Community Association Definitions
At Grace Property Services, this means that we work in conjunction with the association’s board of directors to maintain or increase the property value of the association. We work at the discretion and direction of the board of directors and to follow any legal instruction.
Grace Property Services is a contracted vendor that assists the board with the running of the day to day operations of the association. Some of our duties include receiving the owner assessments, paying the association invoices, record keeping, handling unit owner calls and delegating certain maintenance repairs. Additionally, we provide to the board our years of experience and insight in the community association management field.

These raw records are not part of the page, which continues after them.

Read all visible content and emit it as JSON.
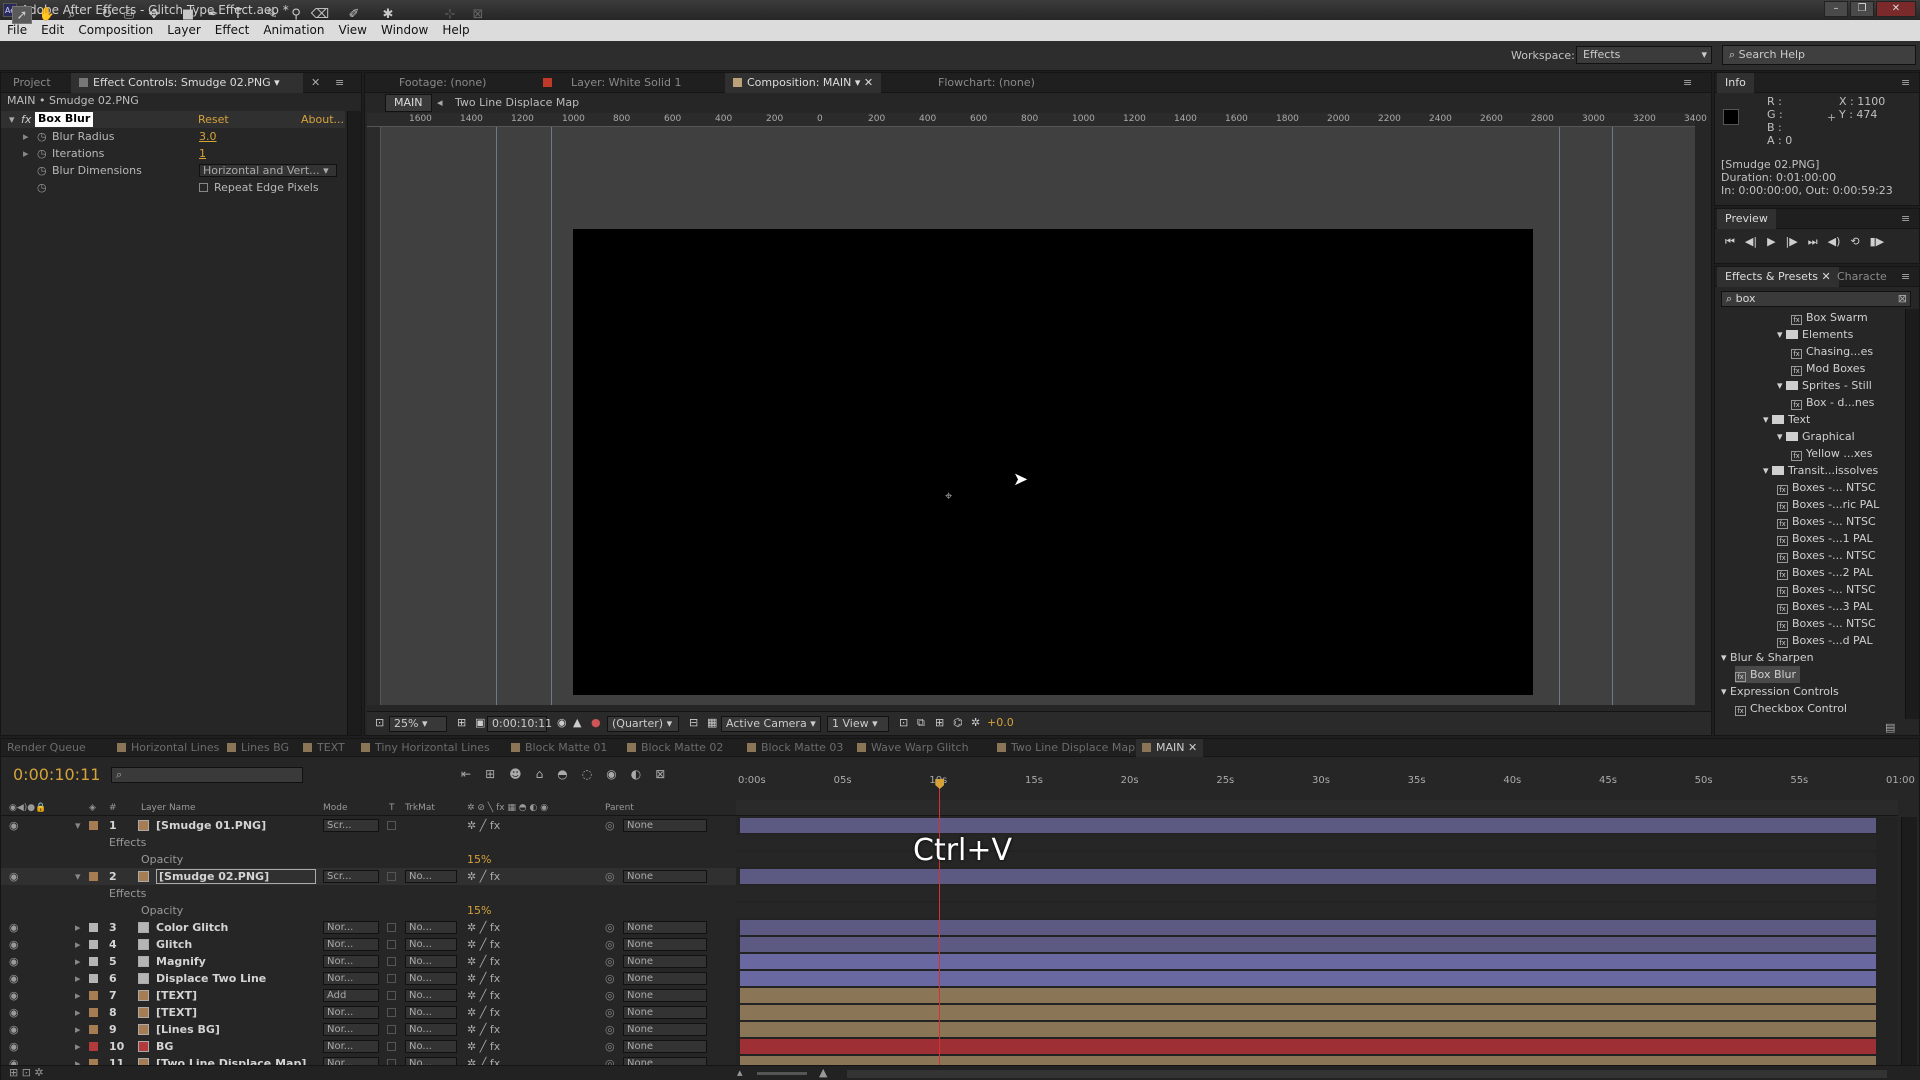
{
  "window": {
    "title": "Adobe After Effects - Glitch Type Effect.aep *",
    "app_icon": "Ae",
    "controls": [
      "–",
      "❐",
      "✕"
    ]
  },
  "menu": [
    "File",
    "Edit",
    "Composition",
    "Layer",
    "Effect",
    "Animation",
    "View",
    "Window",
    "Help"
  ],
  "toolbar": {
    "workspace_label": "Workspace:",
    "workspace_value": "Effects",
    "search_help_placeholder": "Search Help"
  },
  "left_panel": {
    "tabs": [
      "Project",
      "Effect Controls: Smudge 02.PNG"
    ],
    "breadcrumb": "MAIN • Smudge 02.PNG",
    "effect_name": "Box Blur",
    "reset": "Reset",
    "about": "About...",
    "props": [
      {
        "label": "Blur Radius",
        "value": "3.0"
      },
      {
        "label": "Iterations",
        "value": "1"
      },
      {
        "label": "Blur Dimensions",
        "value": "Horizontal and Vert..."
      },
      {
        "label": "",
        "value": "Repeat Edge Pixels"
      }
    ]
  },
  "viewer": {
    "tabs": [
      "Footage: (none)",
      "Layer: White Solid 1",
      "Composition: MAIN",
      "Flowchart: (none)"
    ],
    "nav": [
      "MAIN",
      "Two Line Displace Map"
    ],
    "ruler_labels": [
      "1600",
      "1400",
      "1200",
      "1000",
      "800",
      "600",
      "400",
      "200",
      "0",
      "200",
      "400",
      "600",
      "800",
      "1000",
      "1200",
      "1400",
      "1600",
      "1800",
      "2000",
      "2200",
      "2400",
      "2600",
      "2800",
      "3000",
      "3200",
      "3400"
    ],
    "bottom_bar": {
      "zoom": "25%",
      "timecode": "0:00:10:11",
      "resolution": "(Quarter)",
      "camera": "Active Camera",
      "views": "1 View",
      "exposure": "+0.0"
    }
  },
  "info_panel": {
    "tab": "Info",
    "r": "R :",
    "g": "G :",
    "b": "B :",
    "a": "A : 0",
    "x": "X : 1100",
    "y": "Y : 474",
    "layer": "[Smudge 02.PNG]",
    "duration": "Duration: 0:01:00:00",
    "in_out": "In: 0:00:00:00, Out: 0:00:59:23"
  },
  "preview_panel": {
    "tab": "Preview"
  },
  "effects_presets": {
    "tabs": [
      "Effects & Presets",
      "Characte"
    ],
    "search": "box",
    "items": [
      {
        "label": "Box Swarm",
        "indent": 5,
        "kind": "fx"
      },
      {
        "label": "Elements",
        "indent": 4,
        "kind": "folder"
      },
      {
        "label": "Chasing...es",
        "indent": 5,
        "kind": "fx"
      },
      {
        "label": "Mod Boxes",
        "indent": 5,
        "kind": "fx"
      },
      {
        "label": "Sprites - Still",
        "indent": 4,
        "kind": "folder"
      },
      {
        "label": "Box - d...nes",
        "indent": 5,
        "kind": "fx"
      },
      {
        "label": "Text",
        "indent": 3,
        "kind": "folder"
      },
      {
        "label": "Graphical",
        "indent": 4,
        "kind": "folder"
      },
      {
        "label": "Yellow ...xes",
        "indent": 5,
        "kind": "fx"
      },
      {
        "label": "Transit...issolves",
        "indent": 3,
        "kind": "folder"
      },
      {
        "label": "Boxes -... NTSC",
        "indent": 4,
        "kind": "fx"
      },
      {
        "label": "Boxes -...ric PAL",
        "indent": 4,
        "kind": "fx"
      },
      {
        "label": "Boxes -... NTSC",
        "indent": 4,
        "kind": "fx"
      },
      {
        "label": "Boxes -...1 PAL",
        "indent": 4,
        "kind": "fx"
      },
      {
        "label": "Boxes -... NTSC",
        "indent": 4,
        "kind": "fx"
      },
      {
        "label": "Boxes -...2 PAL",
        "indent": 4,
        "kind": "fx"
      },
      {
        "label": "Boxes -... NTSC",
        "indent": 4,
        "kind": "fx"
      },
      {
        "label": "Boxes -...3 PAL",
        "indent": 4,
        "kind": "fx"
      },
      {
        "label": "Boxes -... NTSC",
        "indent": 4,
        "kind": "fx"
      },
      {
        "label": "Boxes -...d PAL",
        "indent": 4,
        "kind": "fx"
      },
      {
        "label": "Blur & Sharpen",
        "indent": 0,
        "kind": "category"
      },
      {
        "label": "Box Blur",
        "indent": 1,
        "kind": "fx-selected"
      },
      {
        "label": "Expression Controls",
        "indent": 0,
        "kind": "category"
      },
      {
        "label": "Checkbox Control",
        "indent": 1,
        "kind": "fx"
      }
    ]
  },
  "timeline": {
    "tabs": [
      "Render Queue",
      "Horizontal Lines",
      "Lines BG",
      "TEXT",
      "Tiny Horizontal Lines",
      "Block Matte 01",
      "Block Matte 02",
      "Block Matte 03",
      "Wave Warp Glitch",
      "Two Line Displace Map",
      "MAIN"
    ],
    "timecode": "0:00:10:11",
    "columns": {
      "layer_name": "Layer Name",
      "mode": "Mode",
      "t": "T",
      "trkmat": "TrkMat",
      "parent": "Parent",
      "num": "#"
    },
    "time_labels": [
      "0:00s",
      "05s",
      "10s",
      "15s",
      "20s",
      "25s",
      "30s",
      "35s",
      "40s",
      "45s",
      "50s",
      "55s",
      "01:00"
    ],
    "playhead_frac": 0.1736,
    "overlay_hint": "Ctrl+V",
    "sub_effects": "Effects",
    "sub_opacity": "Opacity",
    "sub_opacity_value": "15%",
    "layers": [
      {
        "num": "1",
        "name": "[Smudge 01.PNG]",
        "mode": "Scr...",
        "trk": "",
        "parent": "None",
        "color": "#a67c52",
        "bar": "#5c5a82"
      },
      {
        "num": "2",
        "name": "[Smudge 02.PNG]",
        "mode": "Scr...",
        "trk": "No...",
        "parent": "None",
        "color": "#a67c52",
        "bar": "#5c5a82",
        "selected": true
      },
      {
        "num": "3",
        "name": "Color Glitch",
        "mode": "Nor...",
        "trk": "No...",
        "parent": "None",
        "color": "#b5b5b5",
        "bar": "#5c5a82"
      },
      {
        "num": "4",
        "name": "Glitch",
        "mode": "Nor...",
        "trk": "No...",
        "parent": "None",
        "color": "#b5b5b5",
        "bar": "#5c5a82"
      },
      {
        "num": "5",
        "name": "Magnify",
        "mode": "Nor...",
        "trk": "No...",
        "parent": "None",
        "color": "#b5b5b5",
        "bar": "#6a68a0"
      },
      {
        "num": "6",
        "name": "Displace Two Line",
        "mode": "Nor...",
        "trk": "No...",
        "parent": "None",
        "color": "#b5b5b5",
        "bar": "#6a68a0"
      },
      {
        "num": "7",
        "name": "[TEXT]",
        "mode": "Add",
        "trk": "No...",
        "parent": "None",
        "color": "#a67c52",
        "bar": "#8a7656"
      },
      {
        "num": "8",
        "name": "[TEXT]",
        "mode": "Nor...",
        "trk": "No...",
        "parent": "None",
        "color": "#a67c52",
        "bar": "#8a7656"
      },
      {
        "num": "9",
        "name": "[Lines BG]",
        "mode": "Nor...",
        "trk": "No...",
        "parent": "None",
        "color": "#a67c52",
        "bar": "#8a7656"
      },
      {
        "num": "10",
        "name": "BG",
        "mode": "Nor...",
        "trk": "No...",
        "parent": "None",
        "color": "#b33a3a",
        "bar": "#9e2f35"
      },
      {
        "num": "11",
        "name": "[Two Line Displace Map]",
        "mode": "Nor...",
        "trk": "No...",
        "parent": "None",
        "color": "#a67c52",
        "bar": "#8a7656"
      }
    ]
  },
  "colors": {
    "accent_time": "#d6a33b",
    "playhead": "#d33333"
  }
}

This is a form of community living in which all of the owners own their individual units and share a percentage of ownership of the common elements. The association is governed by an elected group of unpaid volunteers known as the Board of Directors. Subject to Ohio Revised Code (ORC) Chapter 5311.
This is a form of community living in which all of the owners own their individual homes and individual lots and share a percentage of ownership of the common elements. The association is governed by an elected group of unpaid volunteers known as the Board of Directors. Subject to Ohio Revised Code (ORC) Chapter 5312.
Planned Unit Development (PUD) or Cluster Homes
This is a form of community living in which all of the owners own their individual units and share a percentage of ownership of the common elements. Generally, the individual owners are responsible for the maintenance and replacement of large capital items such as roofs or siding and the association being responsible for the roads and lawn areas. The association is governed by an elected group of unpaid volunteers known as the Board of Directors. Subject to Ohio Revised Code (ORC) Chapter 5312.
An assessment is the dollar amount paid by each owner to cover a proportional share of the common expenses for the property. These common elements will vary from association to association and depend upon the type of association, condominium, homeowners or planned unit development (PUD). The frequency of the payment will also vary from association to association and is dependent upon the associations governing documents. Typical frequencies are monthly or annually.
Capital items are items such as the roofs, siding, roads or any other item defined by the governing documents as being the responsibility of the association to maintain or replace.
These are funds that are saved to replace all the capital items the association is responsible to maintain. This is so the association will not have to special assess the owners at a later date.
This is a document that is generally prepared by a third party engineer. This report documents the current condition of the capital items, provides a projected remaining useful life and then presents an estimated cost to replace. Additionally, the engineer reviews current investments and financial documents to determine the association’s current reserve funding status.
In accordance with ORC 5311.081(a) (1), each association must maintain funds in a reserve account to replace all capital items at the end of their useful life without the need for a special assessment to the owners. This is important for associations to achieve as it eliminates the need for a special assessment in the future.
This is a process that associations have to use from time to time when there are inadequate funds in their reserve accounts to replace capital items. These types of assessments generally have very little advance notice and require collection of the funds from each owner in a rapid time period.
Governing documents are drafted by the declarant and include the declaration, the bylaws or CC&Rs which govern the standard operating procedures of the association. ORC requires these documents to be recorded and can be found at the county recorder’s website or office.
The Declaration is a set of rules adopted by the declarant that govern the units and common elements. This document defines many items of the association, including the maintenance responsibilities of the owner and the association. It will define how the assessments are to be calculated and their frequency of payment. This is the document that tells the board what services the association is to provide to the community.
Bylaws are a set of rules adopted by the declarant to govern any association meeting. Bylaws generally define the number of board members, board terms, quorum requirements for meetings and any other item necessary to run the association.
The term CC&R refers to ‘Covenants, Conditions, and Restrictions,’ the governing documents that dictate how the Homeowners Association operates and what rules the owners, tenants guests must obey.
This is the person or group of persons who either signs the original declaration governing the development and association, or acquires the original developer’s rights.
These are individual unit owners elected at the annual meeting of the association by the unit owners. They are unpaid volunteers and serve terms as outlined in the association’s bylaws. The board of directors makes the decisions on contractors, budgets and the general running of the community association.
An amendment is a legal tool to change, add or delete a section that is part of the association’s declaration, bylaws and CCR’s. This change can only be completed with a vote of the owners. The percentage required for the amendment to pass is based on each individual association’s governing documents.
This is a synopsis of the governing documents in a simplified format that defines the rules and regulations of the association. These are not recorded documents and are subject to change with the approval of the board.
A common element is any property intended for shared use by members of the association. This could include lawn areas, community rooms or buildings, swimming pools, roads, etc.
A limited common element is any portion of the common element that is reserved for the exclusive use of a particular owner. This could include a patio, porch, driveway or parking spot.
A quorum is a gathering of a minimal number of owners required to hold an official meeting of the association. The number required is outlined in the association’s governing documents. Failure to meet the quorum requirement will force the association to hold the meeting again and at another date, this could cost the association additional funds in reservation of locations and mailing of notices for a second time.
A proxy is an individual appointed to act or vote on behalf of another owner by representing them at an association meeting. This document allows the association to achieve its quorum requirements at owner meetings as well.